[Source information — start]
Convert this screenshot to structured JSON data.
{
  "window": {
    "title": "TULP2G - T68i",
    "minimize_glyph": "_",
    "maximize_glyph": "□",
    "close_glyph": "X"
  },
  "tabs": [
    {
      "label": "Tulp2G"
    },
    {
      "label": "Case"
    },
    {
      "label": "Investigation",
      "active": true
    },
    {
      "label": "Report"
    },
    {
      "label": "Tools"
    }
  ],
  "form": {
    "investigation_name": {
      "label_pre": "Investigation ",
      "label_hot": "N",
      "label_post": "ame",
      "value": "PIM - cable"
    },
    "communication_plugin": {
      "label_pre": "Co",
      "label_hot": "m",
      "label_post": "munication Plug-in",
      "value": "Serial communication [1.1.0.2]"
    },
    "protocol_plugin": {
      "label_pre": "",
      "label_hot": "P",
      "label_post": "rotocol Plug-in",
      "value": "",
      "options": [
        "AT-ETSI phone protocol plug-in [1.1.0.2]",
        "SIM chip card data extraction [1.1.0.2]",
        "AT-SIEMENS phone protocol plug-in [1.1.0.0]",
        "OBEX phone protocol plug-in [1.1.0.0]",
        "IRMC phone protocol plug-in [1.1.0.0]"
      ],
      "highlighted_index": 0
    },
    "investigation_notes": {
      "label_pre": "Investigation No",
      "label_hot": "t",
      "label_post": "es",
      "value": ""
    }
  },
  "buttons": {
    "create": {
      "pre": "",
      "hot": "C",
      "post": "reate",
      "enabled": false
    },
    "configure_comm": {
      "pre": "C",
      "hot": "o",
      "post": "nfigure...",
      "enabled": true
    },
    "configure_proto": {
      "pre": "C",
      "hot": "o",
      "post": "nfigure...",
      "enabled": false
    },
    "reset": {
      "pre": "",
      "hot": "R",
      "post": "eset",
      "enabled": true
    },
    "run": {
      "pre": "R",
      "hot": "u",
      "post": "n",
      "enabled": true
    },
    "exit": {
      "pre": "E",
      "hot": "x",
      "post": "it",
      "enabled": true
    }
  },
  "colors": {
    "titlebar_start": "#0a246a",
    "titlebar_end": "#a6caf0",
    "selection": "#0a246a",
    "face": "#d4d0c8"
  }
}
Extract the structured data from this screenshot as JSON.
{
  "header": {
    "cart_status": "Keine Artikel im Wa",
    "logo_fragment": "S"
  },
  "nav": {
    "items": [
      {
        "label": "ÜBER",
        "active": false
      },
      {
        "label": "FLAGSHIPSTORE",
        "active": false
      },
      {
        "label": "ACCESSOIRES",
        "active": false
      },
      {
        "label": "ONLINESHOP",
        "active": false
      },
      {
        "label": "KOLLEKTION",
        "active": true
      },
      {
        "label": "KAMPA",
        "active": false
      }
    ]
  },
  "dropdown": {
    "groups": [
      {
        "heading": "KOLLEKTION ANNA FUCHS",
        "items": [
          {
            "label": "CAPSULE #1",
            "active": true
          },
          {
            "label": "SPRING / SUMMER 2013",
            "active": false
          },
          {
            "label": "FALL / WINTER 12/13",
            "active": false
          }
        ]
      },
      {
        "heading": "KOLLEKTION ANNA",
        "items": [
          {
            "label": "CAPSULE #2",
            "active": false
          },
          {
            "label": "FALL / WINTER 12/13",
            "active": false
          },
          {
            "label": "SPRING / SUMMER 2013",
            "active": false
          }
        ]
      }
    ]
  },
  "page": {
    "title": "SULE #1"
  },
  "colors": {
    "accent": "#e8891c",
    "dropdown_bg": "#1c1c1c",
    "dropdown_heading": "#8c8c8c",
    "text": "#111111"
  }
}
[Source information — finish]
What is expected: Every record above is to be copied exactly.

Output for this task:
Convert this screenshot to structured JSON data.
{
  "window": {
    "title": "TULP2G - T68i",
    "minimize_glyph": "_",
    "maximize_glyph": "□",
    "close_glyph": "X"
  },
  "tabs": [
    {
      "label": "Tulp2G"
    },
    {
      "label": "Case"
    },
    {
      "label": "Investigation",
      "active": true
    },
    {
      "label": "Report"
    },
    {
      "label": "Tools"
    }
  ],
  "form": {
    "investigation_name": {
      "label_pre": "Investigation ",
      "label_hot": "N",
      "label_post": "ame",
      "value": "PIM - cable"
    },
    "communication_plugin": {
      "label_pre": "Co",
      "label_hot": "m",
      "label_post": "munication Plug-in",
      "value": "Serial communication [1.1.0.2]"
    },
    "protocol_plugin": {
      "label_pre": "",
      "label_hot": "P",
      "label_post": "rotocol Plug-in",
      "value": "",
      "options": [
        "AT-ETSI phone protocol plug-in [1.1.0.2]",
        "SIM chip card data extraction [1.1.0.2]",
        "AT-SIEMENS phone protocol plug-in [1.1.0.0]",
        "OBEX phone protocol plug-in [1.1.0.0]",
        "IRMC phone protocol plug-in [1.1.0.0]"
      ],
      "highlighted_index": 0
    },
    "investigation_notes": {
      "label_pre": "Investigation No",
      "label_hot": "t",
      "label_post": "es",
      "value": ""
    }
  },
  "buttons": {
    "create": {
      "pre": "",
      "hot": "C",
      "post": "reate",
      "enabled": false
    },
    "configure_comm": {
      "pre": "C",
      "hot": "o",
      "post": "nfigure...",
      "enabled": true
    },
    "configure_proto": {
      "pre": "C",
      "hot": "o",
      "post": "nfigure...",
      "enabled": false
    },
    "reset": {
      "pre": "",
      "hot": "R",
      "post": "eset",
      "enabled": true
    },
    "run": {
      "pre": "R",
      "hot": "u",
      "post": "n",
      "enabled": true
    },
    "exit": {
      "pre": "E",
      "hot": "x",
      "post": "it",
      "enabled": true
    }
  },
  "colors": {
    "titlebar_start": "#0a246a",
    "titlebar_end": "#a6caf0",
    "selection": "#0a246a",
    "face": "#d4d0c8"
  }
}
Extract the structured data from this screenshot as JSON.
{
  "header": {
    "cart_status": "Keine Artikel im Wa",
    "logo_fragment": "S"
  },
  "nav": {
    "items": [
      {
        "label": "ÜBER",
        "active": false
      },
      {
        "label": "FLAGSHIPSTORE",
        "active": false
      },
      {
        "label": "ACCESSOIRES",
        "active": false
      },
      {
        "label": "ONLINESHOP",
        "active": false
      },
      {
        "label": "KOLLEKTION",
        "active": true
      },
      {
        "label": "KAMPA",
        "active": false
      }
    ]
  },
  "dropdown": {
    "groups": [
      {
        "heading": "KOLLEKTION ANNA FUCHS",
        "items": [
          {
            "label": "CAPSULE #1",
            "active": true
          },
          {
            "label": "SPRING / SUMMER 2013",
            "active": false
          },
          {
            "label": "FALL / WINTER 12/13",
            "active": false
          }
        ]
      },
      {
        "heading": "KOLLEKTION ANNA",
        "items": [
          {
            "label": "CAPSULE #2",
            "active": false
          },
          {
            "label": "FALL / WINTER 12/13",
            "active": false
          },
          {
            "label": "SPRING / SUMMER 2013",
            "active": false
          }
        ]
      }
    ]
  },
  "page": {
    "title": "SULE #1"
  },
  "colors": {
    "accent": "#e8891c",
    "dropdown_bg": "#1c1c1c",
    "dropdown_heading": "#8c8c8c",
    "text": "#111111"
  }
}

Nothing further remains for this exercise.